[Website and app data records]

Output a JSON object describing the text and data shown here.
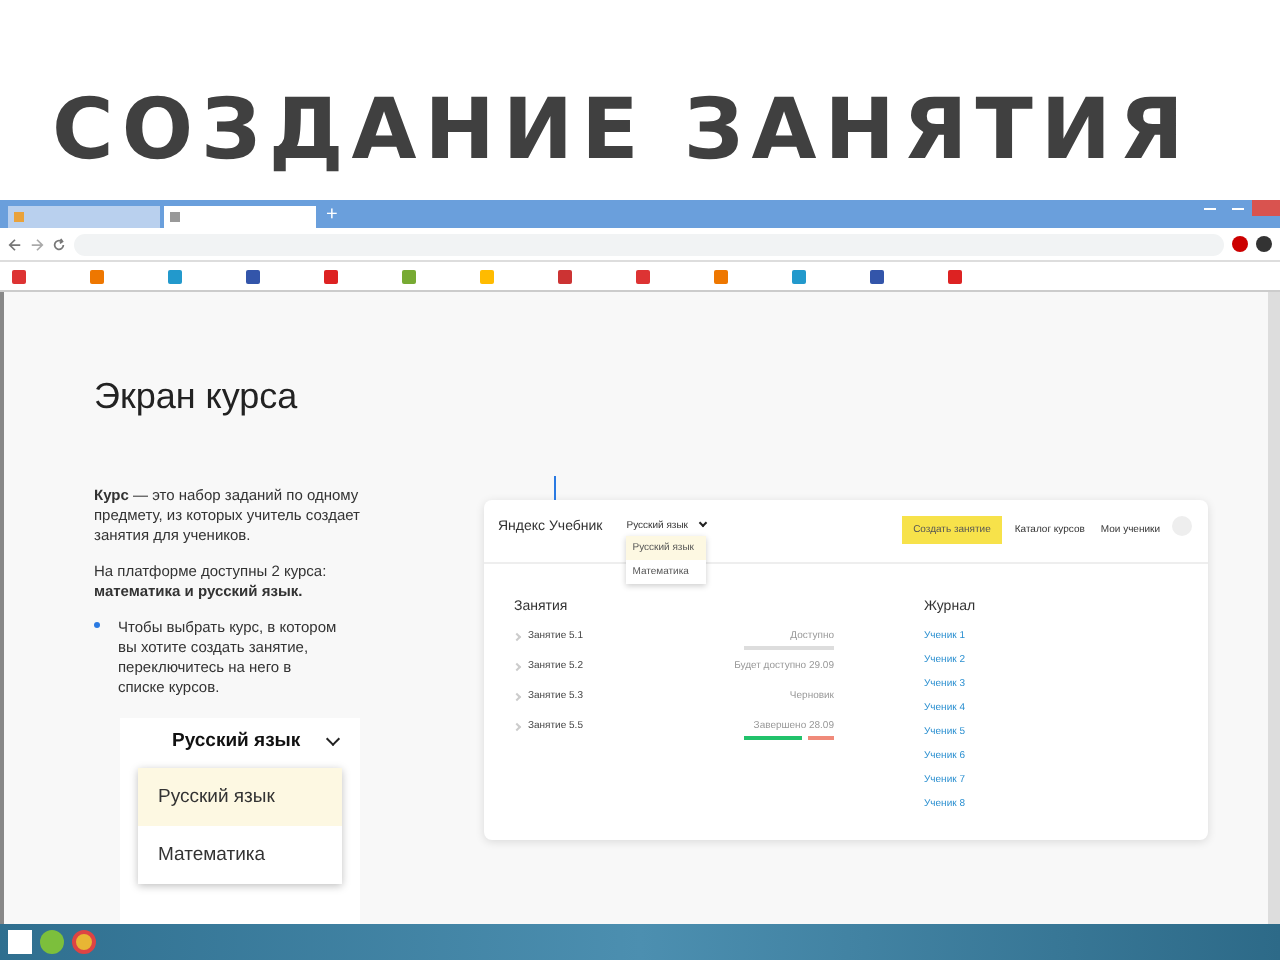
{
  "slide_title": "СОЗДАНИЕ ЗАНЯТИЯ",
  "browser": {
    "tabs": [
      {
        "selected": false
      },
      {
        "selected": true
      }
    ],
    "new_tab": "+",
    "bookmarks": [
      {
        "color": "#dd3333"
      },
      {
        "color": "#ee7700"
      },
      {
        "color": "#2299cc"
      },
      {
        "color": "#3355aa"
      },
      {
        "color": "#dd2222"
      },
      {
        "color": "#77aa33"
      },
      {
        "color": "#ffbb00"
      },
      {
        "color": "#cc3333"
      },
      {
        "color": "#dd3333"
      },
      {
        "color": "#ee7700"
      },
      {
        "color": "#2299cc"
      },
      {
        "color": "#3355aa"
      },
      {
        "color": "#dd2222"
      }
    ]
  },
  "page": {
    "heading": "Экран курса",
    "paragraphs": [
      "**Курс** — это набор заданий по одному предмету, из которых учитель создает занятия для учеников.",
      "На платформе доступны 2 курса: **математика и русский язык.**"
    ],
    "hint": "Чтобы выбрать курс, в котором вы хотите создать занятие, переключитесь на него в списке курсов.",
    "course_select": {
      "value": "Русский язык",
      "options": [
        {
          "label": "Русский язык",
          "selected": true
        },
        {
          "label": "Математика",
          "selected": false
        }
      ]
    },
    "app": {
      "logo": "Яндекс Учебник",
      "course": "Русский язык",
      "menu": [
        {
          "label": "Русский язык",
          "selected": true
        },
        {
          "label": "Математика",
          "selected": false
        }
      ],
      "create_button": "Создать занятие",
      "nav": [
        "Каталог курсов",
        "Мои ученики"
      ],
      "lessons_title": "Занятия",
      "lessons": [
        {
          "title": "Занятие 5.1",
          "status": "Доступно",
          "kind": "open",
          "level": 0
        },
        {
          "title": "Занятие 5.2",
          "status": "Будет доступно 29.09",
          "kind": "scheduled"
        },
        {
          "title": "Занятие 5.3",
          "status": "Черновик",
          "kind": "draft"
        },
        {
          "title": "Занятие 5.5",
          "status": "Завершено 28.09",
          "kind": "finished",
          "level": 0.65
        }
      ],
      "journal_title": "Журнал",
      "students": [
        "Ученик 1",
        "Ученик 2",
        "Ученик 3",
        "Ученик 4",
        "Ученик 5",
        "Ученик 6",
        "Ученик 7",
        "Ученик 8"
      ]
    }
  }
}
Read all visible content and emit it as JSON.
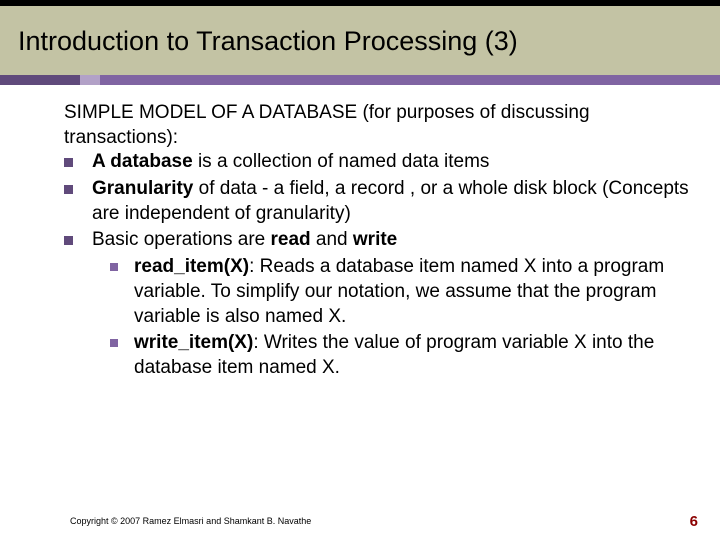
{
  "title": "Introduction to Transaction Processing (3)",
  "intro": "SIMPLE MODEL OF A DATABASE (for purposes of discussing transactions):",
  "bullets": {
    "b0": {
      "bold": "A database",
      "rest": " is a collection of named data items"
    },
    "b1": {
      "bold": "Granularity",
      "rest": " of data - a field, a record , or a whole disk block (Concepts are independent of granularity)"
    },
    "b2": {
      "pre": "Basic operations are ",
      "bold1": "read",
      "mid": " and ",
      "bold2": "write",
      "sub": {
        "s0": {
          "bold": "read_item(X)",
          "rest": ": Reads a database item named X into a program variable. To simplify our notation, we assume that the program variable is also named X."
        },
        "s1": {
          "bold": "write_item(X)",
          "rest": ": Writes the value of program variable X into the database item named X."
        }
      }
    }
  },
  "footer": "Copyright © 2007 Ramez Elmasri and Shamkant B. Navathe",
  "page": "6"
}
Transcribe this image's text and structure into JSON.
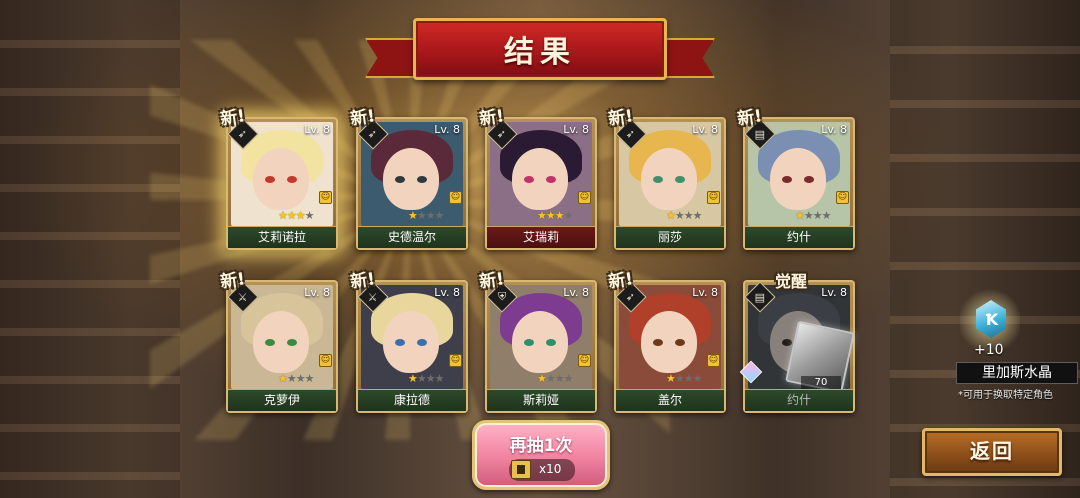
{
  "header": {
    "title": "结果"
  },
  "colors": {
    "banner_red": "#a5161a",
    "gold": "#e8b64c",
    "star_on": "#f6c52e",
    "namebar_green": "#2d4a2a"
  },
  "cards": [
    {
      "name": "艾莉诺拉",
      "level": "Lv. 8",
      "tag": "新!",
      "stars": 3,
      "class_icon": "bow-icon",
      "hair": "#f3e3a0",
      "eyes": "#c0392b",
      "bg": "#efe2cf"
    },
    {
      "name": "史德温尔",
      "level": "Lv. 8",
      "tag": "新!",
      "stars": 1,
      "class_icon": "bow-icon",
      "hair": "#5b2a3a",
      "eyes": "#2e3b3e",
      "bg": "#3d5b6f"
    },
    {
      "name": "艾瑞莉",
      "level": "Lv. 8",
      "tag": "新!",
      "stars": 3,
      "class_icon": "bow-icon",
      "hair": "#2a1a33",
      "eyes": "#c0326a",
      "bg": "#8b6f86"
    },
    {
      "name": "丽莎",
      "level": "Lv. 8",
      "tag": "新!",
      "stars": 1,
      "class_icon": "bow-icon",
      "hair": "#e7b64f",
      "eyes": "#3f8f6b",
      "bg": "#d8c7a3"
    },
    {
      "name": "约什",
      "level": "Lv. 8",
      "tag": "新!",
      "stars": 1,
      "class_icon": "book-icon",
      "hair": "#7a8fb2",
      "eyes": "#7a2a2a",
      "bg": "#b6c4a8"
    },
    {
      "name": "克萝伊",
      "level": "Lv. 8",
      "tag": "新!",
      "stars": 1,
      "class_icon": "sword-icon",
      "hair": "#d8c49a",
      "eyes": "#3c8a3f",
      "bg": "#c9b795"
    },
    {
      "name": "康拉德",
      "level": "Lv. 8",
      "tag": "新!",
      "stars": 1,
      "class_icon": "sword-icon",
      "hair": "#e9d69c",
      "eyes": "#3a6fa8",
      "bg": "#3f3f4c"
    },
    {
      "name": "斯莉娅",
      "level": "Lv. 8",
      "tag": "新!",
      "stars": 1,
      "class_icon": "shield-icon",
      "hair": "#7d3c8f",
      "eyes": "#2f8f6b",
      "bg": "#8f7f6a"
    },
    {
      "name": "盖尔",
      "level": "Lv. 8",
      "tag": "新!",
      "stars": 1,
      "class_icon": "bow-icon",
      "hair": "#b0402a",
      "eyes": "#6b3a1a",
      "bg": "#8a4b3a"
    },
    {
      "name": "约什",
      "level": "Lv. 8",
      "tag": "觉醒",
      "stars": 1,
      "class_icon": "book-icon",
      "hair": "#5a6a82",
      "eyes": "#4a2a2a",
      "bg": "#4b5a62",
      "dim": true,
      "shard_count": "70"
    }
  ],
  "reward": {
    "count": "+10",
    "name": "里加斯水晶",
    "desc": "*可用于换取特定角色",
    "icon_glyph": "Ꝁ"
  },
  "draw_again": {
    "label": "再抽1次",
    "cost": "x10"
  },
  "return_button": {
    "label": "返回"
  }
}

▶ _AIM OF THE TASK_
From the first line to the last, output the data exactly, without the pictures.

▶ _RESPONSE TO THIS TASK_
Output a JSON object describing the text and data shown here.
{
  "slide_title": "СОЗДАНИЕ ЗАНЯТИЯ",
  "browser": {
    "tabs": [
      {
        "selected": false
      },
      {
        "selected": true
      }
    ],
    "new_tab": "+",
    "bookmarks": [
      {
        "color": "#dd3333"
      },
      {
        "color": "#ee7700"
      },
      {
        "color": "#2299cc"
      },
      {
        "color": "#3355aa"
      },
      {
        "color": "#dd2222"
      },
      {
        "color": "#77aa33"
      },
      {
        "color": "#ffbb00"
      },
      {
        "color": "#cc3333"
      },
      {
        "color": "#dd3333"
      },
      {
        "color": "#ee7700"
      },
      {
        "color": "#2299cc"
      },
      {
        "color": "#3355aa"
      },
      {
        "color": "#dd2222"
      }
    ]
  },
  "page": {
    "heading": "Экран курса",
    "paragraphs": [
      "**Курс** — это набор заданий по одному предмету, из которых учитель создает занятия для учеников.",
      "На платформе доступны 2 курса: **математика и русский язык.**"
    ],
    "hint": "Чтобы выбрать курс, в котором вы хотите создать занятие, переключитесь на него в списке курсов.",
    "course_select": {
      "value": "Русский язык",
      "options": [
        {
          "label": "Русский язык",
          "selected": true
        },
        {
          "label": "Математика",
          "selected": false
        }
      ]
    },
    "app": {
      "logo": "Яндекс Учебник",
      "course": "Русский язык",
      "menu": [
        {
          "label": "Русский язык",
          "selected": true
        },
        {
          "label": "Математика",
          "selected": false
        }
      ],
      "create_button": "Создать занятие",
      "nav": [
        "Каталог курсов",
        "Мои ученики"
      ],
      "lessons_title": "Занятия",
      "lessons": [
        {
          "title": "Занятие 5.1",
          "status": "Доступно",
          "kind": "open",
          "level": 0
        },
        {
          "title": "Занятие 5.2",
          "status": "Будет доступно 29.09",
          "kind": "scheduled"
        },
        {
          "title": "Занятие 5.3",
          "status": "Черновик",
          "kind": "draft"
        },
        {
          "title": "Занятие 5.5",
          "status": "Завершено 28.09",
          "kind": "finished",
          "level": 0.65
        }
      ],
      "journal_title": "Журнал",
      "students": [
        "Ученик 1",
        "Ученик 2",
        "Ученик 3",
        "Ученик 4",
        "Ученик 5",
        "Ученик 6",
        "Ученик 7",
        "Ученик 8"
      ]
    }
  }
}
Read all visible content and emit it as JSON.
{
  "title": "Introduction to Transaction Processing (3)",
  "intro": "SIMPLE MODEL OF A DATABASE (for purposes of discussing transactions):",
  "bullets": {
    "b0": {
      "bold": "A database",
      "rest": " is a collection of named data items"
    },
    "b1": {
      "bold": "Granularity",
      "rest": " of data - a field, a record , or a whole disk block (Concepts are independent of granularity)"
    },
    "b2": {
      "pre": "Basic operations are ",
      "bold1": "read",
      "mid": " and ",
      "bold2": "write",
      "sub": {
        "s0": {
          "bold": "read_item(X)",
          "rest": ": Reads a database item named X into a program variable. To simplify our notation, we assume that the program variable is also named X."
        },
        "s1": {
          "bold": "write_item(X)",
          "rest": ": Writes the value of program variable X into the database item named X."
        }
      }
    }
  },
  "footer": "Copyright © 2007 Ramez Elmasri and Shamkant B. Navathe",
  "page": "6"
}
Transcribe this image's text and structure into JSON.
{
  "header": {
    "title": "结果"
  },
  "colors": {
    "banner_red": "#a5161a",
    "gold": "#e8b64c",
    "star_on": "#f6c52e",
    "namebar_green": "#2d4a2a"
  },
  "cards": [
    {
      "name": "艾莉诺拉",
      "level": "Lv. 8",
      "tag": "新!",
      "stars": 3,
      "class_icon": "bow-icon",
      "hair": "#f3e3a0",
      "eyes": "#c0392b",
      "bg": "#efe2cf"
    },
    {
      "name": "史德温尔",
      "level": "Lv. 8",
      "tag": "新!",
      "stars": 1,
      "class_icon": "bow-icon",
      "hair": "#5b2a3a",
      "eyes": "#2e3b3e",
      "bg": "#3d5b6f"
    },
    {
      "name": "艾瑞莉",
      "level": "Lv. 8",
      "tag": "新!",
      "stars": 3,
      "class_icon": "bow-icon",
      "hair": "#2a1a33",
      "eyes": "#c0326a",
      "bg": "#8b6f86"
    },
    {
      "name": "丽莎",
      "level": "Lv. 8",
      "tag": "新!",
      "stars": 1,
      "class_icon": "bow-icon",
      "hair": "#e7b64f",
      "eyes": "#3f8f6b",
      "bg": "#d8c7a3"
    },
    {
      "name": "约什",
      "level": "Lv. 8",
      "tag": "新!",
      "stars": 1,
      "class_icon": "book-icon",
      "hair": "#7a8fb2",
      "eyes": "#7a2a2a",
      "bg": "#b6c4a8"
    },
    {
      "name": "克萝伊",
      "level": "Lv. 8",
      "tag": "新!",
      "stars": 1,
      "class_icon": "sword-icon",
      "hair": "#d8c49a",
      "eyes": "#3c8a3f",
      "bg": "#c9b795"
    },
    {
      "name": "康拉德",
      "level": "Lv. 8",
      "tag": "新!",
      "stars": 1,
      "class_icon": "sword-icon",
      "hair": "#e9d69c",
      "eyes": "#3a6fa8",
      "bg": "#3f3f4c"
    },
    {
      "name": "斯莉娅",
      "level": "Lv. 8",
      "tag": "新!",
      "stars": 1,
      "class_icon": "shield-icon",
      "hair": "#7d3c8f",
      "eyes": "#2f8f6b",
      "bg": "#8f7f6a"
    },
    {
      "name": "盖尔",
      "level": "Lv. 8",
      "tag": "新!",
      "stars": 1,
      "class_icon": "bow-icon",
      "hair": "#b0402a",
      "eyes": "#6b3a1a",
      "bg": "#8a4b3a"
    },
    {
      "name": "约什",
      "level": "Lv. 8",
      "tag": "觉醒",
      "stars": 1,
      "class_icon": "book-icon",
      "hair": "#5a6a82",
      "eyes": "#4a2a2a",
      "bg": "#4b5a62",
      "dim": true,
      "shard_count": "70"
    }
  ],
  "reward": {
    "count": "+10",
    "name": "里加斯水晶",
    "desc": "*可用于换取特定角色",
    "icon_glyph": "Ꝁ"
  },
  "draw_again": {
    "label": "再抽1次",
    "cost": "x10"
  },
  "return_button": {
    "label": "返回"
  }
}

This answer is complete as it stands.